Buatsi withdrew with a hand injury before a Dec. 21 bout with former world title challenger Maxim Vlasov, who many felt beat Joe Smith Jr for the WBO strap eight months earlier. The Russian veteran has since retired after losing 12 months ago.

Former world champion Jean Pascal, who agreed terms to an IBF title eliminator, ultimately lost vs. Michael Eifert instead after VADA testing became a bone of contention between promoters and Buatsi didn’t return signed agreements on time.

The aforementioned Bivol offer, which came after his UD12 win over Craig Richards last May, was conditional: accept and sign a three-fight extension, as the company wanted to protect their asset – he didn’t want to be there any longer.

That’s ultimately the key, boxing opponents sufficiently testing him for the world’s best. Skeptics will be quick to denigrate BOXXER’s talent depth in a division with multiple compatriots targeting the same goal, but that won’t matter soon enough.

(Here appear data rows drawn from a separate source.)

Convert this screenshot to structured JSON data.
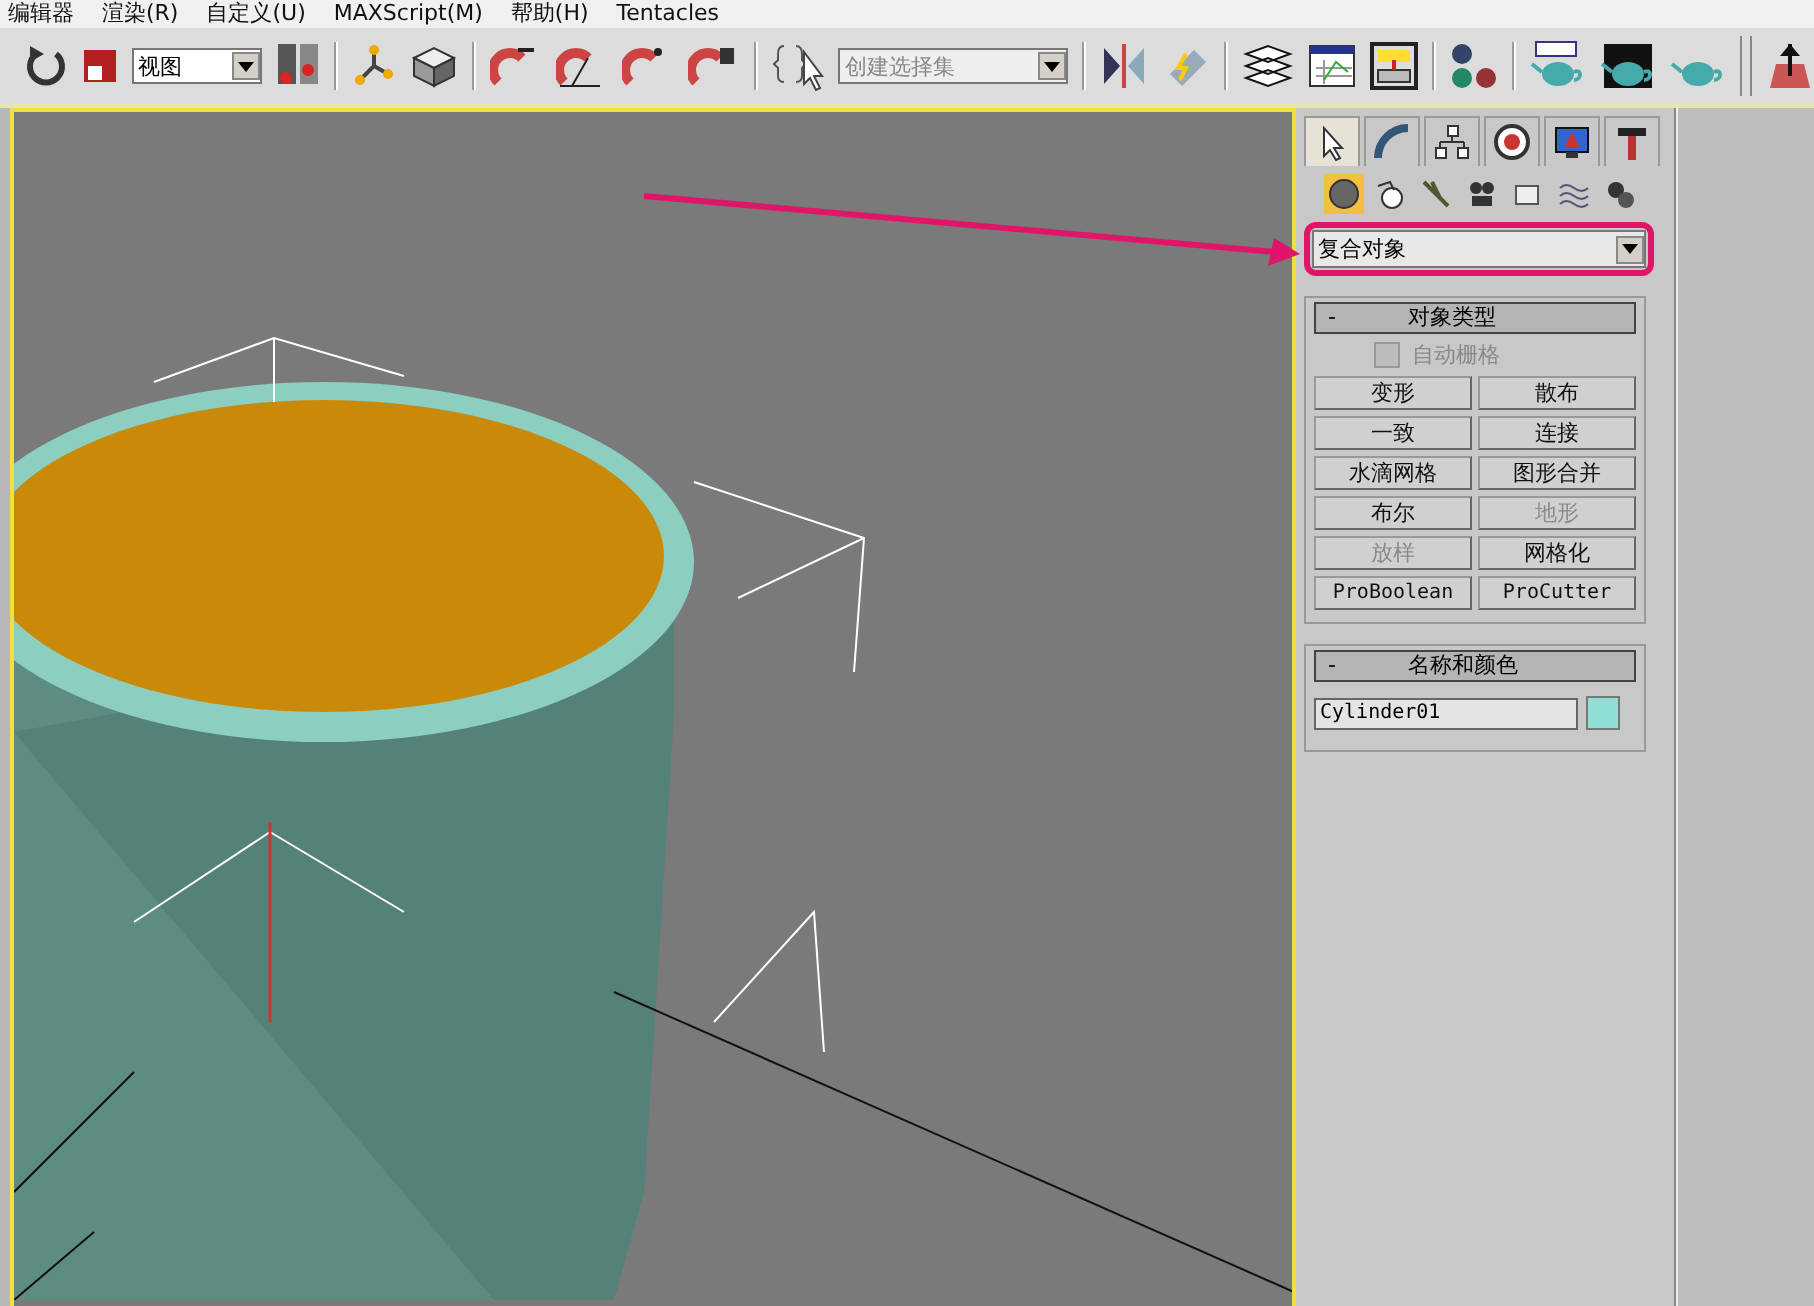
{
  "menu": [
    {
      "label": "编辑器"
    },
    {
      "label": "渲染(R)"
    },
    {
      "label": "自定义(U)"
    },
    {
      "label": "MAXScript(M)"
    },
    {
      "label": "帮助(H)"
    },
    {
      "label": "Tentacles"
    }
  ],
  "toolbar": {
    "view_dropdown": "视图",
    "selection_set": {
      "placeholder": "创建选择集"
    }
  },
  "command_tabs": [
    {
      "selected": true
    },
    {
      "selected": false
    },
    {
      "selected": false
    },
    {
      "selected": false
    },
    {
      "selected": false
    },
    {
      "selected": false
    }
  ],
  "categories": [
    {
      "selected": true
    },
    {
      "selected": false
    },
    {
      "selected": false
    },
    {
      "selected": false
    },
    {
      "selected": false
    },
    {
      "selected": false
    },
    {
      "selected": false
    }
  ],
  "object_category": "复合对象",
  "object_type": {
    "title": "对象类型",
    "minus": "-",
    "autogrid": {
      "label": "自动栅格",
      "checked": false,
      "disabled": true
    },
    "buttons": [
      {
        "label": "变形",
        "disabled": false,
        "kind": "cjk"
      },
      {
        "label": "散布",
        "disabled": false,
        "kind": "cjk"
      },
      {
        "label": "一致",
        "disabled": false,
        "kind": "cjk"
      },
      {
        "label": "连接",
        "disabled": false,
        "kind": "cjk"
      },
      {
        "label": "水滴网格",
        "disabled": false,
        "kind": "cjk"
      },
      {
        "label": "图形合并",
        "disabled": false,
        "kind": "cjk"
      },
      {
        "label": "布尔",
        "disabled": false,
        "kind": "cjk"
      },
      {
        "label": "地形",
        "disabled": true,
        "kind": "cjk"
      },
      {
        "label": "放样",
        "disabled": true,
        "kind": "cjk"
      },
      {
        "label": "网格化",
        "disabled": false,
        "kind": "cjk"
      },
      {
        "label": "ProBoolean",
        "disabled": false,
        "kind": "mono"
      },
      {
        "label": "ProCutter",
        "disabled": false,
        "kind": "mono"
      }
    ]
  },
  "name_and_color": {
    "title": "名称和颜色",
    "minus": "-",
    "name": "Cylinder01",
    "color": "#8ee0d4"
  }
}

#1 for Dmitry Bivol’s WBA title, #2 (WBO), #3 (WBC) and #13 (IBF) for Artur Beterbiev’s unified championships, it’s unsurprising to see his bullish quotes ahead of a Birmingham main event against an opponent relatively unknown in the UK.

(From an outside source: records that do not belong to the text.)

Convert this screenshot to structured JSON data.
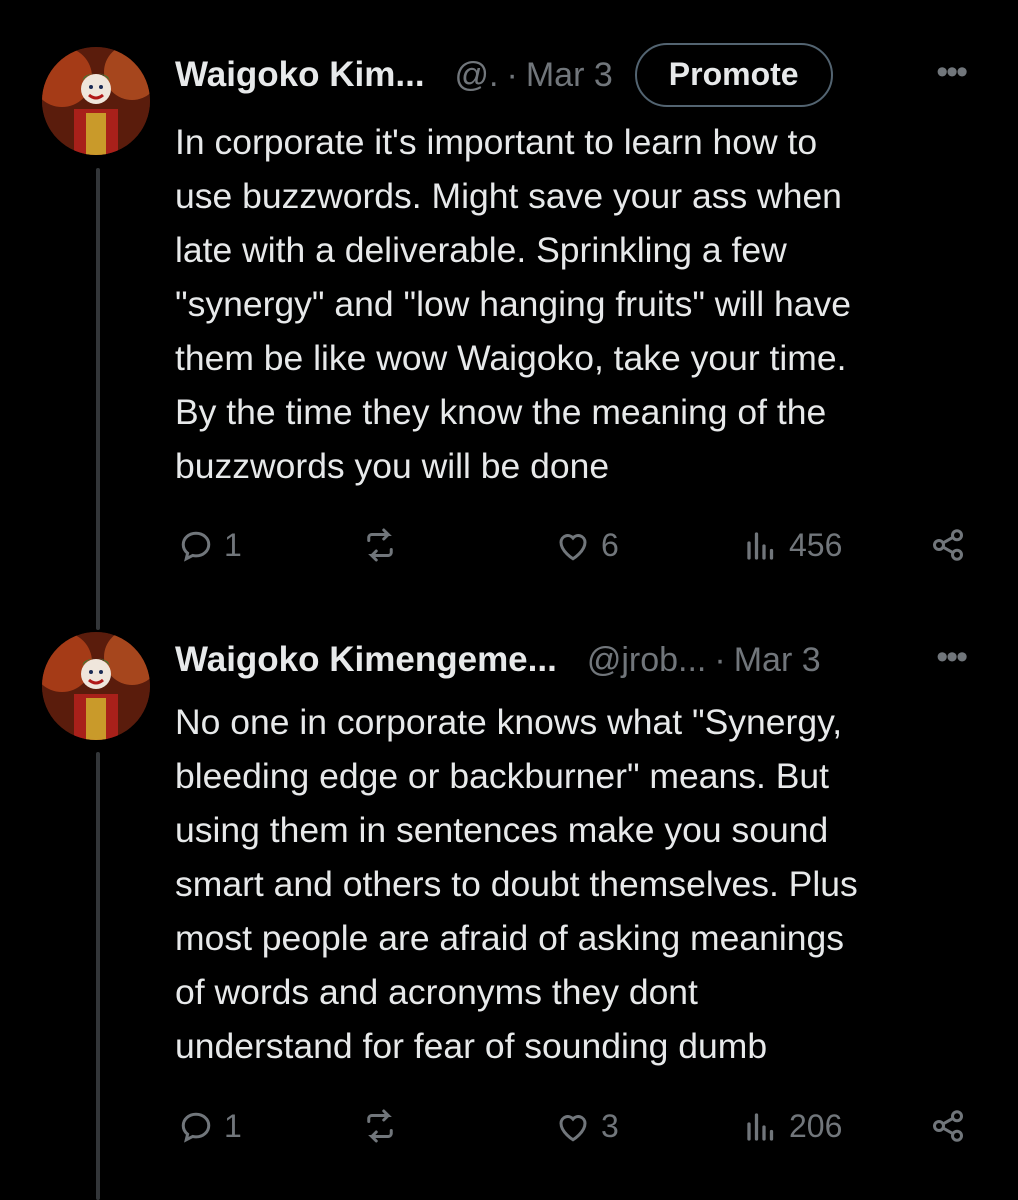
{
  "tweets": [
    {
      "name": "Waigoko Kim...",
      "handle": "@.",
      "dot": "·",
      "date": "Mar 3",
      "promote_label": "Promote",
      "more_label": "•••",
      "text": "In corporate it's important to learn how to\nuse buzzwords. Might save your ass when\nlate with a deliverable. Sprinkling a few\n\"synergy\" and \"low hanging fruits\" will have\nthem be like wow Waigoko, take your time.\nBy the time they know the meaning of the\nbuzzwords you will be done",
      "replies": "1",
      "reposts": "",
      "likes": "6",
      "views": "456"
    },
    {
      "name": "Waigoko Kimengeme...",
      "handle": "@jrob...",
      "dot": "·",
      "date": "Mar 3",
      "more_label": "•••",
      "text": "No one in corporate knows what \"Synergy,\nbleeding edge or backburner\" means. But\nusing them in sentences make you sound\nsmart and others to doubt themselves. Plus\nmost people are afraid of asking meanings\nof words and acronyms they dont\nunderstand for fear of sounding dumb",
      "replies": "1",
      "reposts": "",
      "likes": "3",
      "views": "206"
    }
  ],
  "icons": {
    "reply": "reply-icon",
    "repost": "repost-icon",
    "like": "heart-icon",
    "views": "views-icon",
    "share": "share-icon"
  },
  "colors": {
    "background": "#000000",
    "text": "#e7e9ea",
    "muted": "#71767b",
    "thread_line": "#333639"
  }
}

“A win gives me a shot at three belts. If it’s offered to me, I’m not going to turn it down. You can never override Beterbiev, that’s a long-reigning champion for a reason. Not by chance, not by anything.

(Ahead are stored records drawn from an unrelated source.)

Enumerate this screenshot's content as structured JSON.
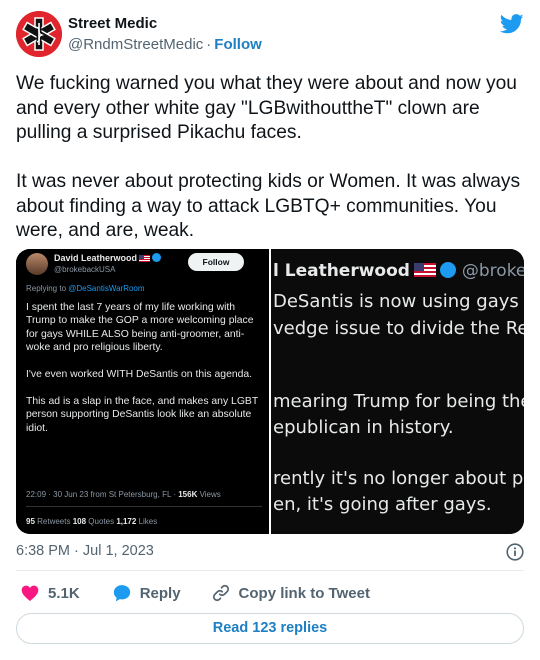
{
  "author": {
    "name": "Street Medic",
    "handle": "@RndmStreetMedic",
    "separator": "·",
    "follow_label": "Follow"
  },
  "tweet": {
    "text": "We fucking warned you what they were about and now you and every other white gay \"LGBwithouttheT\" clown are pulling a surprised Pikachu faces.\n\nIt was never about protecting kids or Women. It was always about finding a way to attack LGBTQ+ communities. You were, and are, weak."
  },
  "media": {
    "left": {
      "name": "David Leatherwood",
      "handle": "@brokebackUSA",
      "follow_label": "Follow",
      "replying_prefix": "Replying to ",
      "replying_to": "@DeSantisWarRoom",
      "body": "I spent the last 7 years of my life working with Trump to make the GOP a more welcoming place for gays WHILE ALSO being anti-groomer, anti-woke and pro religious liberty.\n\nI've even worked WITH DeSantis on this agenda.\n\nThis ad is a slap in the face, and makes any LGBT person supporting DeSantis look like an absolute idiot.",
      "meta": "22:09 · 30 Jun 23 from St Petersburg, FL · ",
      "views_count": "156K",
      "views_label": " Views",
      "retweets_count": "95",
      "retweets_label": " Retweets  ",
      "quotes_count": "108",
      "quotes_label": " Quotes  ",
      "likes_count": "1,172",
      "likes_label": " Likes"
    },
    "right": {
      "line1_name": "l Leatherwood",
      "line1_handle": "@broke",
      "line2": "DeSantis is now using gays a",
      "line3": "vedge issue to divide the Rep",
      "line4": "mearing Trump for being the",
      "line5": "epublican in history.",
      "line6": "rently it's no longer about pro",
      "line7": "en, it's going after gays."
    }
  },
  "timestamp": "6:38 PM · Jul 1, 2023",
  "actions": {
    "likes": "5.1K",
    "reply": "Reply",
    "copy": "Copy link to Tweet"
  },
  "read_replies": "Read 123 replies",
  "colors": {
    "accent": "#1d9bf0",
    "like": "#f91880",
    "avatar_bg": "#e0262c"
  }
}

I think there’s things he does well, but I also bet on myself and say there’s things I do well too. But let me get in the ring [Saturday night] and show something.”

Stepien was originally slated to face Callum Smith, Beterbiev’s mandatory challenger, in a Liverpool headliner on a Matchroom show two months ago.

As I reported, Smith sustained a minor injury and opted against the bout, labelled a stay-busy before his eagerly-anticipated showdown with the long-reigning titlist.

That could happen before early August, by which time all of Buatsi, new European champion Dan Azeez and Anthony Yarde should’ve made their own in-ring returns.

The former two are now on the same platform, while Yarde has been open about boxing the right opposition to get back into title contention himself. The same way Yarde cannot afford easy touches at this stage of his career, Buatsi can’t either.

“You said it: different looks, sparring partners, mentality and more. It broadens my knowledge and how to adapt to different people – I can see why US fighters are champions at a younger age, taught very differently to us over here.

Him saying that was because he said I can have one or two more, while I get ready for it [a title shot], he didn’t say I wouldn’t take the challenge or if the offer came in, that we wouldn’t accept it. That’s the mistake people assume.”

  • Buatsi on travelling to the US for training and whether head trainer Virgil Hunter has been more patient with his world title quest than he expected

One has had two world title opportunities and fallen short but seen his stock risen in defeat, while the other has stagnated at a time where other high-ranked contenders and former champions are being exposed among the brightest lights.

Should he prove victorious this weekend, Buatsi would have bested his third unbeaten boxer (Marko Calic, Daniel Blenda Dos Santos) travelling from overseas.

Given the discourse about his decision-making and career choices arriving in their droves after his flashy unveiling at Boxpark Croydon seven weeks ago, he’ll do well to make this one a memorable display against a durable adversary with plenty to gain.

Full card, is as follows

Price (left) and Bavington (right) will box for the inaugural British female title at 147lbs

12 rounds
Light-heavyweight main event: Joshua Buatsi vs. Pawel Stepien
Vacant EBU middleweight championship: Tyler Denny vs. Macaulay McGowan
10 rounds
British female welterweight title: Lauren Price vs. Kirstie Bavington
WBO European light-welterweight title: Sean McComb (c) vs. Kaisee Benjamin
8 rounds
Light-heavyweight: Shakkan Pitters vs. Joel McIntyre
Lightweight: Cori Gibbs vs. Jimmy First 2
6 rounds
Light-heavyweight: Ben Whittaker vs. Jordan Grant
4 rounds
Lightweight: Danny Quartermaine vs. Christian Lopez Flores

Picture source: Lawrence Lustig / BOXXER, all quotes procured by me unless hyperlinked